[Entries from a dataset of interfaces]

■ ■ ■ ■

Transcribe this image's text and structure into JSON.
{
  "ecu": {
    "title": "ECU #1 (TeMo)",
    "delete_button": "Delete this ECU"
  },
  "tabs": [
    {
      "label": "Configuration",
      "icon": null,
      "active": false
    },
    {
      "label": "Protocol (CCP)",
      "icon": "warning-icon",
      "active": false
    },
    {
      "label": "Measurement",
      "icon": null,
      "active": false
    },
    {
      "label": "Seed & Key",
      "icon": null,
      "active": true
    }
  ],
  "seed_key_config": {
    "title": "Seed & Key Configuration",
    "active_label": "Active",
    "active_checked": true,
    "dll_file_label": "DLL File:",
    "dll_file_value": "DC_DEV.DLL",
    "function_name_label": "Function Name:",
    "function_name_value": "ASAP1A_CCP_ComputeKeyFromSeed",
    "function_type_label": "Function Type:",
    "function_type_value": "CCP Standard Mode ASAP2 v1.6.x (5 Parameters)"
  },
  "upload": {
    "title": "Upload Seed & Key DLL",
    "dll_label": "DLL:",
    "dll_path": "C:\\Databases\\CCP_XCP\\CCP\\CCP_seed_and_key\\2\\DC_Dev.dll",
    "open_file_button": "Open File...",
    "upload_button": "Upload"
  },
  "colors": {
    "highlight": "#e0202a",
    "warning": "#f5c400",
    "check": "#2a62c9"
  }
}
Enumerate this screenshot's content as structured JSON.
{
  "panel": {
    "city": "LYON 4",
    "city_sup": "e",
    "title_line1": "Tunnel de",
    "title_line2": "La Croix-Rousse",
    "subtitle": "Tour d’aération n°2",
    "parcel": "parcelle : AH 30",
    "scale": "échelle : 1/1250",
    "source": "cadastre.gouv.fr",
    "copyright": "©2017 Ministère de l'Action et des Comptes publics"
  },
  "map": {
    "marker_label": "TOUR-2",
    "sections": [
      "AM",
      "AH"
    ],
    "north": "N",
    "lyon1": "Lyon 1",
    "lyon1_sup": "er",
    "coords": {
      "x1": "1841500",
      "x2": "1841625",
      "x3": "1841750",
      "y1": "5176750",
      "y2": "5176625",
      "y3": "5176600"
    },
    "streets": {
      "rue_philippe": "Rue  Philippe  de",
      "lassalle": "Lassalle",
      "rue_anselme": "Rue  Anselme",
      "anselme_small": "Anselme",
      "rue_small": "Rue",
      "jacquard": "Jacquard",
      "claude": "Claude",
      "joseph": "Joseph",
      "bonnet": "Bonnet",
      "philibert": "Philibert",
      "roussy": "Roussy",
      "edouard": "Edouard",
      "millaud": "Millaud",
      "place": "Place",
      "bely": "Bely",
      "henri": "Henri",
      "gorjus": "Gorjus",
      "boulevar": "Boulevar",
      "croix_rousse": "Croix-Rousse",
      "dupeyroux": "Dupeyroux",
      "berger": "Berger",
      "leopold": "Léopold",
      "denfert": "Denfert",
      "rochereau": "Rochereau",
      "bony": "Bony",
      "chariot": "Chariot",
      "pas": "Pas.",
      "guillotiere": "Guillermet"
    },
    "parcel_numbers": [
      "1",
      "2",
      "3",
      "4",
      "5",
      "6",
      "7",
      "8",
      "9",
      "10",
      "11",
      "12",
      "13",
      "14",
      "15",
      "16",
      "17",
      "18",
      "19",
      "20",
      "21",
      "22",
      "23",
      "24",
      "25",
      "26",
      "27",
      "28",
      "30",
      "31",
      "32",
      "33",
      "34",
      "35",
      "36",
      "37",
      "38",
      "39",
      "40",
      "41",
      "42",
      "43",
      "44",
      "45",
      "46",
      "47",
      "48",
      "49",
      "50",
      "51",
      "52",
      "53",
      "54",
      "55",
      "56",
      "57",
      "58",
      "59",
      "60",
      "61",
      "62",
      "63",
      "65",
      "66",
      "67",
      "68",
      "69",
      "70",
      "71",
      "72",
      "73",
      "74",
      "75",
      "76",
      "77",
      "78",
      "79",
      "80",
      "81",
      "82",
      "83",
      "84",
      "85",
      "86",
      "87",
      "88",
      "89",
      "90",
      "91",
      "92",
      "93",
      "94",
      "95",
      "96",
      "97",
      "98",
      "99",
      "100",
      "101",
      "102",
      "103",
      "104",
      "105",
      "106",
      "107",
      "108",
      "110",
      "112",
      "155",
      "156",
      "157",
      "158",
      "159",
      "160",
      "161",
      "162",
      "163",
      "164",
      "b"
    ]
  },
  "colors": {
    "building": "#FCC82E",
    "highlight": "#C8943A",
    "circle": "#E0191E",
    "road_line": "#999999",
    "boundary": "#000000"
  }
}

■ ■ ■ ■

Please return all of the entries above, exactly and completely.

Transcribe this image's text and structure into JSON.
{
  "ecu": {
    "title": "ECU #1 (TeMo)",
    "delete_button": "Delete this ECU"
  },
  "tabs": [
    {
      "label": "Configuration",
      "icon": null,
      "active": false
    },
    {
      "label": "Protocol (CCP)",
      "icon": "warning-icon",
      "active": false
    },
    {
      "label": "Measurement",
      "icon": null,
      "active": false
    },
    {
      "label": "Seed & Key",
      "icon": null,
      "active": true
    }
  ],
  "seed_key_config": {
    "title": "Seed & Key Configuration",
    "active_label": "Active",
    "active_checked": true,
    "dll_file_label": "DLL File:",
    "dll_file_value": "DC_DEV.DLL",
    "function_name_label": "Function Name:",
    "function_name_value": "ASAP1A_CCP_ComputeKeyFromSeed",
    "function_type_label": "Function Type:",
    "function_type_value": "CCP Standard Mode ASAP2 v1.6.x (5 Parameters)"
  },
  "upload": {
    "title": "Upload Seed & Key DLL",
    "dll_label": "DLL:",
    "dll_path": "C:\\Databases\\CCP_XCP\\CCP\\CCP_seed_and_key\\2\\DC_Dev.dll",
    "open_file_button": "Open File...",
    "upload_button": "Upload"
  },
  "colors": {
    "highlight": "#e0202a",
    "warning": "#f5c400",
    "check": "#2a62c9"
  }
}
Enumerate this screenshot's content as structured JSON.
{
  "panel": {
    "city": "LYON 4",
    "city_sup": "e",
    "title_line1": "Tunnel de",
    "title_line2": "La Croix-Rousse",
    "subtitle": "Tour d’aération n°2",
    "parcel": "parcelle : AH 30",
    "scale": "échelle : 1/1250",
    "source": "cadastre.gouv.fr",
    "copyright": "©2017 Ministère de l'Action et des Comptes publics"
  },
  "map": {
    "marker_label": "TOUR-2",
    "sections": [
      "AM",
      "AH"
    ],
    "north": "N",
    "lyon1": "Lyon 1",
    "lyon1_sup": "er",
    "coords": {
      "x1": "1841500",
      "x2": "1841625",
      "x3": "1841750",
      "y1": "5176750",
      "y2": "5176625",
      "y3": "5176600"
    },
    "streets": {
      "rue_philippe": "Rue  Philippe  de",
      "lassalle": "Lassalle",
      "rue_anselme": "Rue  Anselme",
      "anselme_small": "Anselme",
      "rue_small": "Rue",
      "jacquard": "Jacquard",
      "claude": "Claude",
      "joseph": "Joseph",
      "bonnet": "Bonnet",
      "philibert": "Philibert",
      "roussy": "Roussy",
      "edouard": "Edouard",
      "millaud": "Millaud",
      "place": "Place",
      "bely": "Bely",
      "henri": "Henri",
      "gorjus": "Gorjus",
      "boulevar": "Boulevar",
      "croix_rousse": "Croix-Rousse",
      "dupeyroux": "Dupeyroux",
      "berger": "Berger",
      "leopold": "Léopold",
      "denfert": "Denfert",
      "rochereau": "Rochereau",
      "bony": "Bony",
      "chariot": "Chariot",
      "pas": "Pas.",
      "guillotiere": "Guillermet"
    },
    "parcel_numbers": [
      "1",
      "2",
      "3",
      "4",
      "5",
      "6",
      "7",
      "8",
      "9",
      "10",
      "11",
      "12",
      "13",
      "14",
      "15",
      "16",
      "17",
      "18",
      "19",
      "20",
      "21",
      "22",
      "23",
      "24",
      "25",
      "26",
      "27",
      "28",
      "30",
      "31",
      "32",
      "33",
      "34",
      "35",
      "36",
      "37",
      "38",
      "39",
      "40",
      "41",
      "42",
      "43",
      "44",
      "45",
      "46",
      "47",
      "48",
      "49",
      "50",
      "51",
      "52",
      "53",
      "54",
      "55",
      "56",
      "57",
      "58",
      "59",
      "60",
      "61",
      "62",
      "63",
      "65",
      "66",
      "67",
      "68",
      "69",
      "70",
      "71",
      "72",
      "73",
      "74",
      "75",
      "76",
      "77",
      "78",
      "79",
      "80",
      "81",
      "82",
      "83",
      "84",
      "85",
      "86",
      "87",
      "88",
      "89",
      "90",
      "91",
      "92",
      "93",
      "94",
      "95",
      "96",
      "97",
      "98",
      "99",
      "100",
      "101",
      "102",
      "103",
      "104",
      "105",
      "106",
      "107",
      "108",
      "110",
      "112",
      "155",
      "156",
      "157",
      "158",
      "159",
      "160",
      "161",
      "162",
      "163",
      "164",
      "b"
    ]
  },
  "colors": {
    "building": "#FCC82E",
    "highlight": "#C8943A",
    "circle": "#E0191E",
    "road_line": "#999999",
    "boundary": "#000000"
  }
}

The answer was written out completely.